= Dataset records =
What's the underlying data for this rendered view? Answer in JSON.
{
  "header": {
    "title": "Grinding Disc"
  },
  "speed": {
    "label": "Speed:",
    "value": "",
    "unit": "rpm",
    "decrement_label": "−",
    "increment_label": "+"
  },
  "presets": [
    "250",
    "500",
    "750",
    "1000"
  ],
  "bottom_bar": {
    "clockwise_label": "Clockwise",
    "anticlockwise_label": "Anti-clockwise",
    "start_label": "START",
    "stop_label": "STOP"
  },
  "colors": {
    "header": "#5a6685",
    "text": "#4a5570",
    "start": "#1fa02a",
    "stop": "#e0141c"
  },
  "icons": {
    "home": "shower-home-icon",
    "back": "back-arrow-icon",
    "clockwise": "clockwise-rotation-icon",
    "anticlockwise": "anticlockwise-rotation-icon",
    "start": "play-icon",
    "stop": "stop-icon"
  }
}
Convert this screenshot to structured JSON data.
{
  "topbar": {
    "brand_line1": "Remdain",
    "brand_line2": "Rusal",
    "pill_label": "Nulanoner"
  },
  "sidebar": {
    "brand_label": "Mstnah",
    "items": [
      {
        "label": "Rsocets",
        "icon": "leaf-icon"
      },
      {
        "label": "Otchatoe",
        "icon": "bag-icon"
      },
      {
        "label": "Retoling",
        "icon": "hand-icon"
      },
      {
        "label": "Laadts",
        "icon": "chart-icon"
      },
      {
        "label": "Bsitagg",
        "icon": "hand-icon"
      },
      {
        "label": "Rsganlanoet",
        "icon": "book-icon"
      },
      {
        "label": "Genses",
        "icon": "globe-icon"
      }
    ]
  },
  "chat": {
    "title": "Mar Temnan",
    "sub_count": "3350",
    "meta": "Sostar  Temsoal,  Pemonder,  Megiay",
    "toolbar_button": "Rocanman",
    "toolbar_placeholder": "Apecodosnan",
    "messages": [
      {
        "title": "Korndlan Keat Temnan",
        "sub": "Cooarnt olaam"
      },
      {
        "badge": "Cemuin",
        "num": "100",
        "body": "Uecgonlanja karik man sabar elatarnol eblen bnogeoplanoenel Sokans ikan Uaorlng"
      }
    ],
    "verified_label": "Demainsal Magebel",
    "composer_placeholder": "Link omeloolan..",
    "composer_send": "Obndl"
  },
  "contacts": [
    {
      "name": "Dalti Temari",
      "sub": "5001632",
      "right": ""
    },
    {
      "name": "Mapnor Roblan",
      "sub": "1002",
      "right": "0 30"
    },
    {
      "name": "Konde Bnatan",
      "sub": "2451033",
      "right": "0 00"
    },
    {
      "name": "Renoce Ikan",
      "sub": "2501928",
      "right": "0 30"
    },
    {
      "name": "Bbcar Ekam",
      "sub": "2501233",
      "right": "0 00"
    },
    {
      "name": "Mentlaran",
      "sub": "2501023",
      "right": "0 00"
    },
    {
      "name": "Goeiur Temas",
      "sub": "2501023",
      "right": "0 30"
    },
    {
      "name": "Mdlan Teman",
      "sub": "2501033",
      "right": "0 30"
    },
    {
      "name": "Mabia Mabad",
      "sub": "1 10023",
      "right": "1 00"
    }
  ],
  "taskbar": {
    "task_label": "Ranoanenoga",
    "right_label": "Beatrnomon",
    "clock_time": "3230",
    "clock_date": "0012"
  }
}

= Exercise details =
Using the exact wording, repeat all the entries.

= Result below =
What's the underlying data for this rendered view? Answer in JSON.
{
  "header": {
    "title": "Grinding Disc"
  },
  "speed": {
    "label": "Speed:",
    "value": "",
    "unit": "rpm",
    "decrement_label": "−",
    "increment_label": "+"
  },
  "presets": [
    "250",
    "500",
    "750",
    "1000"
  ],
  "bottom_bar": {
    "clockwise_label": "Clockwise",
    "anticlockwise_label": "Anti-clockwise",
    "start_label": "START",
    "stop_label": "STOP"
  },
  "colors": {
    "header": "#5a6685",
    "text": "#4a5570",
    "start": "#1fa02a",
    "stop": "#e0141c"
  },
  "icons": {
    "home": "shower-home-icon",
    "back": "back-arrow-icon",
    "clockwise": "clockwise-rotation-icon",
    "anticlockwise": "anticlockwise-rotation-icon",
    "start": "play-icon",
    "stop": "stop-icon"
  }
}
Convert this screenshot to structured JSON data.
{
  "topbar": {
    "brand_line1": "Remdain",
    "brand_line2": "Rusal",
    "pill_label": "Nulanoner"
  },
  "sidebar": {
    "brand_label": "Mstnah",
    "items": [
      {
        "label": "Rsocets",
        "icon": "leaf-icon"
      },
      {
        "label": "Otchatoe",
        "icon": "bag-icon"
      },
      {
        "label": "Retoling",
        "icon": "hand-icon"
      },
      {
        "label": "Laadts",
        "icon": "chart-icon"
      },
      {
        "label": "Bsitagg",
        "icon": "hand-icon"
      },
      {
        "label": "Rsganlanoet",
        "icon": "book-icon"
      },
      {
        "label": "Genses",
        "icon": "globe-icon"
      }
    ]
  },
  "chat": {
    "title": "Mar Temnan",
    "sub_count": "3350",
    "meta": "Sostar  Temsoal,  Pemonder,  Megiay",
    "toolbar_button": "Rocanman",
    "toolbar_placeholder": "Apecodosnan",
    "messages": [
      {
        "title": "Korndlan Keat Temnan",
        "sub": "Cooarnt olaam"
      },
      {
        "badge": "Cemuin",
        "num": "100",
        "body": "Uecgonlanja karik man sabar elatarnol eblen bnogeoplanoenel Sokans ikan Uaorlng"
      }
    ],
    "verified_label": "Demainsal Magebel",
    "composer_placeholder": "Link omeloolan..",
    "composer_send": "Obndl"
  },
  "contacts": [
    {
      "name": "Dalti Temari",
      "sub": "5001632",
      "right": ""
    },
    {
      "name": "Mapnor Roblan",
      "sub": "1002",
      "right": "0 30"
    },
    {
      "name": "Konde Bnatan",
      "sub": "2451033",
      "right": "0 00"
    },
    {
      "name": "Renoce Ikan",
      "sub": "2501928",
      "right": "0 30"
    },
    {
      "name": "Bbcar Ekam",
      "sub": "2501233",
      "right": "0 00"
    },
    {
      "name": "Mentlaran",
      "sub": "2501023",
      "right": "0 00"
    },
    {
      "name": "Goeiur Temas",
      "sub": "2501023",
      "right": "0 30"
    },
    {
      "name": "Mdlan Teman",
      "sub": "2501033",
      "right": "0 30"
    },
    {
      "name": "Mabia Mabad",
      "sub": "1 10023",
      "right": "1 00"
    }
  ],
  "taskbar": {
    "task_label": "Ranoanenoga",
    "right_label": "Beatrnomon",
    "clock_time": "3230",
    "clock_date": "0012"
  }
}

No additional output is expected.